1]when users grow more frustrated with the threaded forum, lack of paging and the 200 post bug.

2]users will grow tired of the irrelevant hits in the site search and become more dependant on Google and MSN.

3] Google and MSN use will make users see that drupal.org is not the only source of information. They will migrate out and start forming smaller organic groups surrounding the use of individual module sets like CivicCRM and Ecommerce.

4] Drupal core developers will start being more talkative as the number support convos flatten and the number of returning users just talking about drupal increases.

5] the drupal developer mailing list will double suddenly for no apparent reason.

6] Ruby 2.0 will release and a ruby on rails clone of Drupal will appear as a result of the Google Summer of Code 2.

7]Druplicon will appear on a tee shirt of a hot babe in a unsucessful compu/sci-fi series.

8] In an attempt to revitalize the Firefox movement Mozilla will sponser a contest for a new Drupal theme. This will draw the attention of other open source CMs and lines will be drawn. A new contest will come about. The winning cms will get spreadfirefox.com for a year. Drupal will come close but will loose out to Civicspace which will have perfect PostGreSQL functionality. Typo3 4.0 will come in second and all will boo when PHPnuke comes in 5 place.

I think I love you.

Todd
Vaules

(1) people will really begin to make money on Drupal
(2) More than linear growth in posts and membership
(3) Google will drop, MSN will rise
(4) an HTML scraper module will be contributed [almost done]
(5) the Drupal community will organize better, with more team contributions & fewer individual contributions
(6) several commercial theme-producing outfits will spring up
(7) people will begin to get medical information from drupal sites

dado
http://schtickdisc.org

dado
(Dave Donohue)

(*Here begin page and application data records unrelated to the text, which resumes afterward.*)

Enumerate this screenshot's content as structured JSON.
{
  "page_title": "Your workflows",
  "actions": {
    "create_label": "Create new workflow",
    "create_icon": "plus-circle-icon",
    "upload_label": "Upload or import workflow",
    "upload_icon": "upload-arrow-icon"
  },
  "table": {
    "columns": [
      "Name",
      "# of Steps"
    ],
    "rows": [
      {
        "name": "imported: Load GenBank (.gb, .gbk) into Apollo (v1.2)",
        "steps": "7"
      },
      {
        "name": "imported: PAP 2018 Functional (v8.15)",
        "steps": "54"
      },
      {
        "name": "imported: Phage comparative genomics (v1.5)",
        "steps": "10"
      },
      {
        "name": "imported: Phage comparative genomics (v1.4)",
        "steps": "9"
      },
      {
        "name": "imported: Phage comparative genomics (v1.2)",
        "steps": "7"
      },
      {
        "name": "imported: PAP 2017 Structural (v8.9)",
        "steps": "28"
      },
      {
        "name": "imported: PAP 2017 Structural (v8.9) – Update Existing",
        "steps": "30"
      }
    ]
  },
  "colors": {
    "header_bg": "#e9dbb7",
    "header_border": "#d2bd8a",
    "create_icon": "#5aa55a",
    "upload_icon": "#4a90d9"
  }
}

1-Drupal will have a good support and if any body post a forum topic he/she will find a reply.

2-If anyone can't get help from drupal.org and go to the IRC he/she can find a kind people who help.

3-Drupal support still free.

4-Drupal using AJAX

5-Drupal.org offer a drupal hosting Free or Not Free.

6-Drupal.org try to gather the big numbers of modules into the core.

7-Drupal.org make a conference in Egypt.

8-Drupal.org hire a big team to add all expected features in drupal, donations will pay for the developers.

9-New features in Drupal:-
(Spell Checker,Powerful Chat,Complete Notification module)

--
Ahmed Hashim
Egypt

--
Ahmed Hashim
Egypt

civicspace will development suddenly seperate and out pace Drupal development in 2006. they will contribute but not all contributions will be compatible and will require more work from Drupal developers.

civicspacelabs will start using vBulletin or Simple Machines Forum

civicspace will try and merge Drupal into its organization and be rejected. Drupal will opt to start its own Association but lacking the backing of a large company or Civicspace this will not happen in 2006.

civicspace will suddenly start growing as a result of donations and contributions that would have gone to the Drupal Association.

2006-2007 prediction - civicspace and Drupal will have seperate codebases as the result of a major core change in Civicspace to use PostGreSQL rather than MySQL as the first choice of database. This is the result of MySQL being bought by Oracle in late 2006.

civicspace will get a major template engine change and go with all CSS themeing. (More form my wish list than anything else)

Interesting thought but I think ths really won't happen. It is more likely I code an installer. :-D
--
Drupal services
My Drupal services

Teasing isn't fair ;)

gtoddv
*member of drupalites for a wizard based installer.

Todd
Vaules

1) Drupal will "get" internationalisation in a big way
2) Forums will become more forum-like
3) Wikifying Drupal will be real easy - A wiki module with features such as:
- any node type can be flagged/tagged as "wiki"
- duplicate title checking (a.k.a. disambiguation) during form validation stage

Don't you think that we had asked for a wishlist if we wanted one?
--
Drupal services
My Drupal services

...That in 2006 many many people will post many many feature requests. ;)

--
Jeff Eaton | I heart Drupal.

That's ok with me, some of them are really nice ideas. But we have a feature tracker for them.
--
Drupal services
My Drupal services